“Most of the things we deal with in medicine, we’re always talking about a small chance of making a difference. If you’ve got a one in three chance of having a problem in your house today, it's something that you should do something about.” - Dr. Wallace Akerley, medical oncologist at the Huntsman Cancer Institute

Radon flies under the radar

Lung cancer often goes undetected until it has progressed, especially in those who don’t smoke and think they are safe from environmentally-induced lung cancer. Kamas resident Connie Alexakos was a healthy 75-year-old woman when she was diagnosed with stage four non-smoking lung cancer that metastasized to her liver and bones. “I thought it was allergies,” said Alexakos when discussing her main symptom before diagnosis—a cough that gradually worsened. “[I] finally got to a CT scan and my [doctor] called me immediately and said, ‘You've got to go up to Huntsman. This is more serious. This is not allergies.” 

When Alexakos met with her doctor at the Huntsman Cancer Institute, she asked how she could get risk of lung cancer as a healthy woman who has never smoked. Her doctor explained that radon is the number one cause of lung cancer among non-smokers and encouraged her to test her home for radon. Alexakos was shocked by the response, “You're kidding. What? How could I have never heard [about] this?” She immediately ordered a free radon test and discovered the radon level in her home was 13.0 pCi/L, an equivalent cancer risk to smoking 26 cigarettes a day. 

Connie Alexakos was diagnosed with non-smoking lung cancer in 2023. Her home tested six times higher than the acceptable radon level. 

When asked what she wants Utahns to know about radon, she shared, “That it is the number one cause of [non-smoking lung] cancer. And, by the time you know about it and do something about it, it could be way too late. If I'd known about this at stage one, it could have been a much easier [treatment].” After the diagnosis, Alexakos had her home mitigated by Utah Radon Services. The radon levels decreased from 13.0 pCi/L to 1.4 pCi/L.  

You can take steps to keep yourself and your loved ones safe. Most importantly, you can perform a simple, free, and reliable radon test to determine your home’s radon level.

“Most of the things we deal with in medicine, we’re always talking about a small chance of making a difference,”  Akerley noted. “If you’ve got a one in three chance of having a problem in your house today, at this moment, it's something that you should do something about. And it's something I want you to think about more than once over the course of the lifetime of living in a house.”
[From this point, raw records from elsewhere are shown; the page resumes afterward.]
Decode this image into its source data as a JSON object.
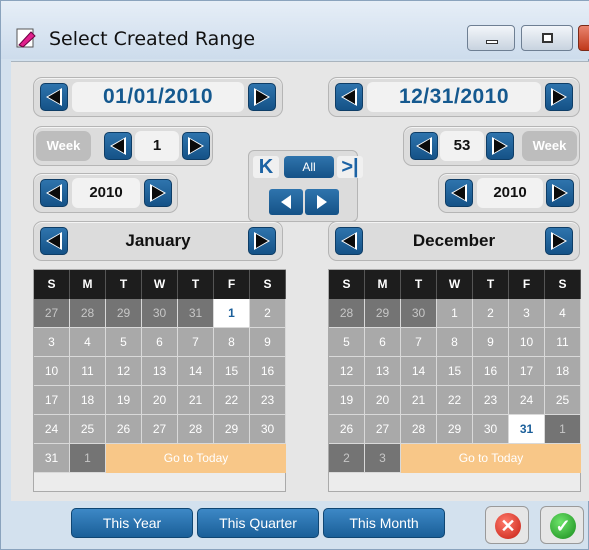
{
  "window": {
    "title": "Select Created Range"
  },
  "start": {
    "date": "01/01/2010",
    "week_label": "Week",
    "week": "1",
    "year": "2010",
    "month": "January",
    "days": [
      {
        "d": "27",
        "t": "other"
      },
      {
        "d": "28",
        "t": "other"
      },
      {
        "d": "29",
        "t": "other"
      },
      {
        "d": "30",
        "t": "other"
      },
      {
        "d": "31",
        "t": "other"
      },
      {
        "d": "1",
        "t": "sel"
      },
      {
        "d": "2",
        "t": "cur"
      },
      {
        "d": "3",
        "t": "cur"
      },
      {
        "d": "4",
        "t": "cur"
      },
      {
        "d": "5",
        "t": "cur"
      },
      {
        "d": "6",
        "t": "cur"
      },
      {
        "d": "7",
        "t": "cur"
      },
      {
        "d": "8",
        "t": "cur"
      },
      {
        "d": "9",
        "t": "cur"
      },
      {
        "d": "10",
        "t": "cur"
      },
      {
        "d": "11",
        "t": "cur"
      },
      {
        "d": "12",
        "t": "cur"
      },
      {
        "d": "13",
        "t": "cur"
      },
      {
        "d": "14",
        "t": "cur"
      },
      {
        "d": "15",
        "t": "cur"
      },
      {
        "d": "16",
        "t": "cur"
      },
      {
        "d": "17",
        "t": "cur"
      },
      {
        "d": "18",
        "t": "cur"
      },
      {
        "d": "19",
        "t": "cur"
      },
      {
        "d": "20",
        "t": "cur"
      },
      {
        "d": "21",
        "t": "cur"
      },
      {
        "d": "22",
        "t": "cur"
      },
      {
        "d": "23",
        "t": "cur"
      },
      {
        "d": "24",
        "t": "cur"
      },
      {
        "d": "25",
        "t": "cur"
      },
      {
        "d": "26",
        "t": "cur"
      },
      {
        "d": "27",
        "t": "cur"
      },
      {
        "d": "28",
        "t": "cur"
      },
      {
        "d": "29",
        "t": "cur"
      },
      {
        "d": "30",
        "t": "cur"
      },
      {
        "d": "31",
        "t": "cur"
      },
      {
        "d": "1",
        "t": "other"
      }
    ],
    "goto_today": "Go to Today"
  },
  "end": {
    "date": "12/31/2010",
    "week_label": "Week",
    "week": "53",
    "year": "2010",
    "month": "December",
    "days": [
      {
        "d": "28",
        "t": "other"
      },
      {
        "d": "29",
        "t": "other"
      },
      {
        "d": "30",
        "t": "other"
      },
      {
        "d": "1",
        "t": "cur"
      },
      {
        "d": "2",
        "t": "cur"
      },
      {
        "d": "3",
        "t": "cur"
      },
      {
        "d": "4",
        "t": "cur"
      },
      {
        "d": "5",
        "t": "cur"
      },
      {
        "d": "6",
        "t": "cur"
      },
      {
        "d": "7",
        "t": "cur"
      },
      {
        "d": "8",
        "t": "cur"
      },
      {
        "d": "9",
        "t": "cur"
      },
      {
        "d": "10",
        "t": "cur"
      },
      {
        "d": "11",
        "t": "cur"
      },
      {
        "d": "12",
        "t": "cur"
      },
      {
        "d": "13",
        "t": "cur"
      },
      {
        "d": "14",
        "t": "cur"
      },
      {
        "d": "15",
        "t": "cur"
      },
      {
        "d": "16",
        "t": "cur"
      },
      {
        "d": "17",
        "t": "cur"
      },
      {
        "d": "18",
        "t": "cur"
      },
      {
        "d": "19",
        "t": "cur"
      },
      {
        "d": "20",
        "t": "cur"
      },
      {
        "d": "21",
        "t": "cur"
      },
      {
        "d": "22",
        "t": "cur"
      },
      {
        "d": "23",
        "t": "cur"
      },
      {
        "d": "24",
        "t": "cur"
      },
      {
        "d": "25",
        "t": "cur"
      },
      {
        "d": "26",
        "t": "cur"
      },
      {
        "d": "27",
        "t": "cur"
      },
      {
        "d": "28",
        "t": "cur"
      },
      {
        "d": "29",
        "t": "cur"
      },
      {
        "d": "30",
        "t": "cur"
      },
      {
        "d": "31",
        "t": "sel"
      },
      {
        "d": "1",
        "t": "other"
      },
      {
        "d": "2",
        "t": "other"
      },
      {
        "d": "3",
        "t": "other"
      }
    ],
    "goto_today": "Go to Today"
  },
  "weekdays": [
    "S",
    "M",
    "T",
    "W",
    "T",
    "F",
    "S"
  ],
  "center": {
    "all_label": "All",
    "first_icon": "skip-to-first-icon",
    "last_icon": "skip-to-last-icon"
  },
  "footer": {
    "this_year": "This Year",
    "this_quarter": "This Quarter",
    "this_month": "This Month",
    "cancel_icon": "cancel-icon",
    "ok_icon": "checkmark-icon"
  },
  "colors": {
    "accent": "#15598f",
    "header_bg": "#1d1d1d",
    "goto_bg": "#f8c788",
    "current_day": "#a9a9a9",
    "other_day": "#747474"
  }
}
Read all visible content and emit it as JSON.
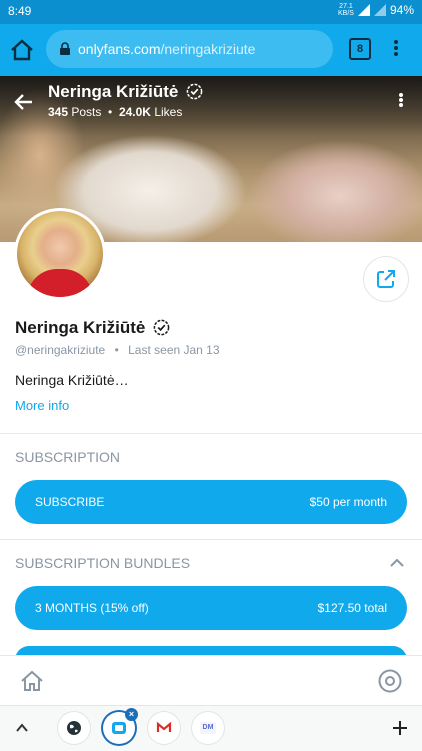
{
  "status_bar": {
    "time": "8:49",
    "net_speed_value": "27.1",
    "net_speed_unit": "KB/S",
    "battery": "94%"
  },
  "browser": {
    "url_domain": "onlyfans.com",
    "url_path": "/neringakriziute",
    "tab_count": "8"
  },
  "profile": {
    "name": "Neringa Križiūtė",
    "posts_count": "345",
    "posts_label": "Posts",
    "likes_count": "24.0K",
    "likes_label": "Likes",
    "handle": "@neringakriziute",
    "last_seen": "Last seen Jan 13",
    "bio": "Neringa Križiūtė…",
    "more_info": "More info"
  },
  "subscription": {
    "title": "SUBSCRIPTION",
    "button_label": "SUBSCRIBE",
    "button_price": "$50 per month"
  },
  "bundles": {
    "title": "SUBSCRIPTION BUNDLES",
    "items": [
      {
        "label": "3 MONTHS (15% off)",
        "price": "$127.50 total"
      }
    ]
  },
  "colors": {
    "accent": "#0fa9ec",
    "status_bar": "#0b8fce",
    "muted_text": "#8a96a3",
    "avatar_top": "#d21f2a"
  },
  "icons": {
    "browser": [
      "home-icon",
      "lock-icon",
      "tabs-icon",
      "more-vert-icon"
    ],
    "cover": [
      "back-arrow-icon",
      "verified-icon",
      "more-vert-icon"
    ],
    "profile": [
      "share-icon",
      "verified-icon",
      "chevron-up-icon"
    ],
    "app_nav": [
      "home-icon",
      "profile-icon"
    ],
    "tab_bar": [
      "chevron-up-icon",
      "globe-icon",
      "onlyfans-tab-icon",
      "gmail-icon",
      "dm-icon",
      "plus-icon"
    ]
  },
  "tab_bar": {
    "dm_label": "DM",
    "close_glyph": "×"
  }
}
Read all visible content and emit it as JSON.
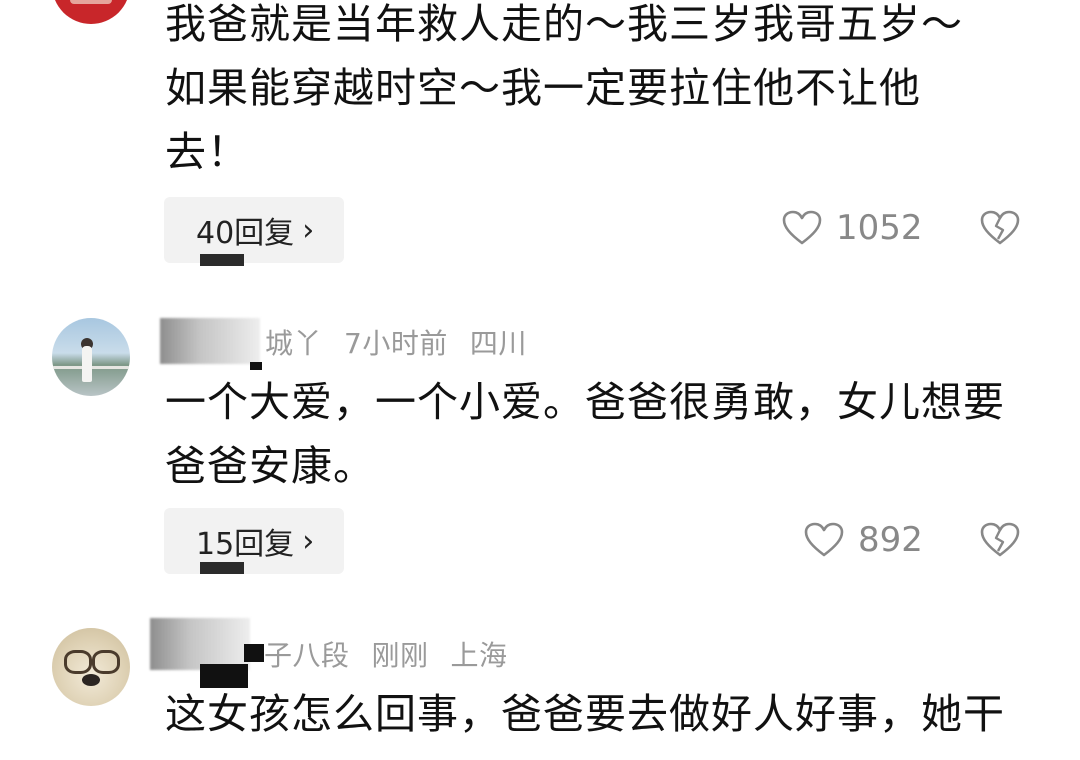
{
  "comments": [
    {
      "text_lines": [
        "我爸就是当年救人走的～我三岁我哥五岁～",
        "如果能穿越时空～我一定要拉住他不让他",
        "去！"
      ],
      "reply_label": "40回复",
      "likes": "1052"
    },
    {
      "username_visible": "城丫",
      "time": "7小时前",
      "location": "四川",
      "text_lines": [
        "一个大爱，一个小爱。爸爸很勇敢，女儿想要",
        "爸爸安康。"
      ],
      "reply_label": "15回复",
      "likes": "892"
    },
    {
      "username_visible": "子八段",
      "time": "刚刚",
      "location": "上海",
      "text_lines": [
        "这女孩怎么回事，爸爸要去做好人好事，她干"
      ]
    }
  ],
  "icons": {
    "chevron": "›",
    "like": "heart-outline-icon",
    "dislike": "broken-heart-icon"
  },
  "colors": {
    "text": "#111111",
    "meta": "#9a9a9a",
    "reply_bg": "#f2f2f2",
    "like": "#888888"
  }
}
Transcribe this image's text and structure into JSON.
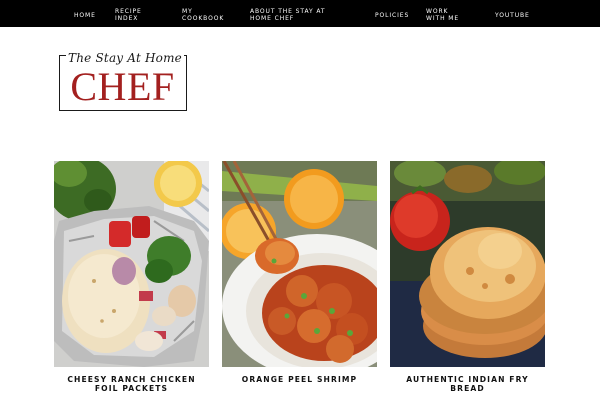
{
  "nav": {
    "items": [
      {
        "label": "HOME"
      },
      {
        "label": "RECIPE INDEX"
      },
      {
        "label": "MY COOKBOOK"
      },
      {
        "label": "ABOUT THE STAY AT HOME CHEF"
      },
      {
        "label": "POLICIES"
      },
      {
        "label": "WORK WITH ME"
      },
      {
        "label": "YOUTUBE"
      }
    ]
  },
  "logo": {
    "script_text": "The Stay At Home",
    "main_text": "CHEF",
    "accent_color": "#a3201f"
  },
  "recipes": [
    {
      "title": "CHEESY RANCH CHICKEN FOIL PACKETS",
      "image": "foil-packet-chicken-photo"
    },
    {
      "title": "ORANGE PEEL SHRIMP",
      "image": "orange-peel-shrimp-photo"
    },
    {
      "title": "AUTHENTIC INDIAN FRY BREAD",
      "image": "fry-bread-photo"
    }
  ]
}
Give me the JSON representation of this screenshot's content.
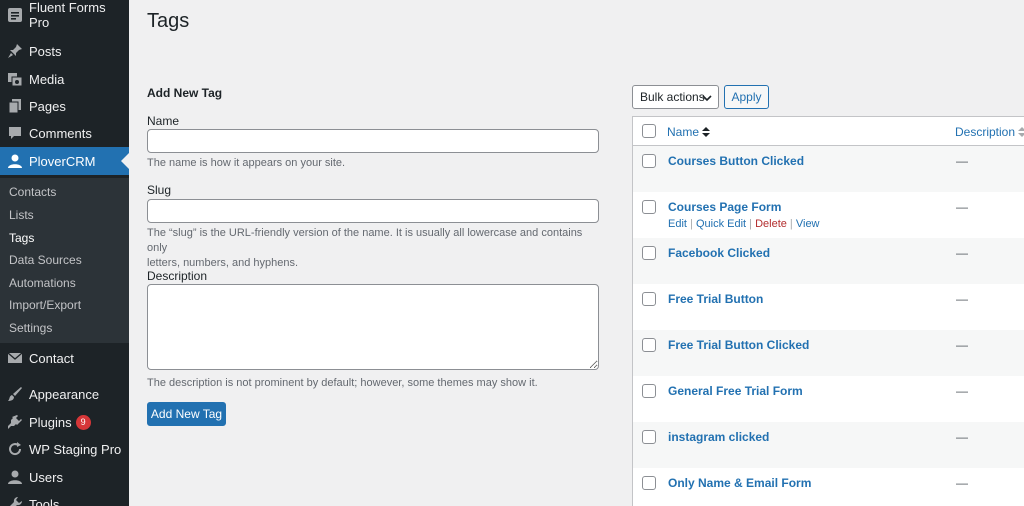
{
  "sidebar": {
    "items": [
      {
        "label": "Fluent Forms Pro",
        "icon": "forms-icon"
      },
      {
        "label": "Posts",
        "icon": "pin-icon"
      },
      {
        "label": "Media",
        "icon": "media-icon"
      },
      {
        "label": "Pages",
        "icon": "pages-icon"
      },
      {
        "label": "Comments",
        "icon": "comment-icon"
      },
      {
        "label": "PloverCRM",
        "icon": "user-icon"
      },
      {
        "label": "Contact",
        "icon": "mail-icon"
      },
      {
        "label": "Appearance",
        "icon": "brush-icon"
      },
      {
        "label": "Plugins",
        "icon": "plugin-icon",
        "badge": "9"
      },
      {
        "label": "WP Staging Pro",
        "icon": "refresh-icon"
      },
      {
        "label": "Users",
        "icon": "users-icon"
      },
      {
        "label": "Tools",
        "icon": "wrench-icon"
      }
    ],
    "submenu": [
      "Contacts",
      "Lists",
      "Tags",
      "Data Sources",
      "Automations",
      "Import/Export",
      "Settings"
    ],
    "active_color": "#2271b1"
  },
  "page": {
    "title": "Tags"
  },
  "form": {
    "title": "Add New Tag",
    "name_label": "Name",
    "name_help": "The name is how it appears on your site.",
    "slug_label": "Slug",
    "slug_help_1": "The “slug” is the URL-friendly version of the name. It is usually all lowercase and contains only",
    "slug_help_2": "letters, numbers, and hyphens.",
    "description_label": "Description",
    "description_help": "The description is not prominent by default; however, some themes may show it.",
    "submit_label": "Add New Tag"
  },
  "bulk": {
    "select_value": "Bulk actions",
    "apply_label": "Apply"
  },
  "table": {
    "col_name": "Name",
    "col_description": "Description",
    "rows": [
      {
        "name": "Courses Button Clicked",
        "description": "—"
      },
      {
        "name": "Courses Page Form",
        "description": "—",
        "actions": {
          "edit": "Edit",
          "quick_edit": "Quick Edit",
          "delete": "Delete",
          "view": "View"
        }
      },
      {
        "name": "Facebook Clicked",
        "description": "—"
      },
      {
        "name": "Free Trial Button",
        "description": "—"
      },
      {
        "name": "Free Trial Button Clicked",
        "description": "—"
      },
      {
        "name": "General Free Trial Form",
        "description": "—"
      },
      {
        "name": "instagram clicked",
        "description": "—"
      },
      {
        "name": "Only Name & Email Form",
        "description": "—"
      }
    ]
  }
}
Risk of lung cancer? Request a free radon test for your home, visit UtahRadon.org.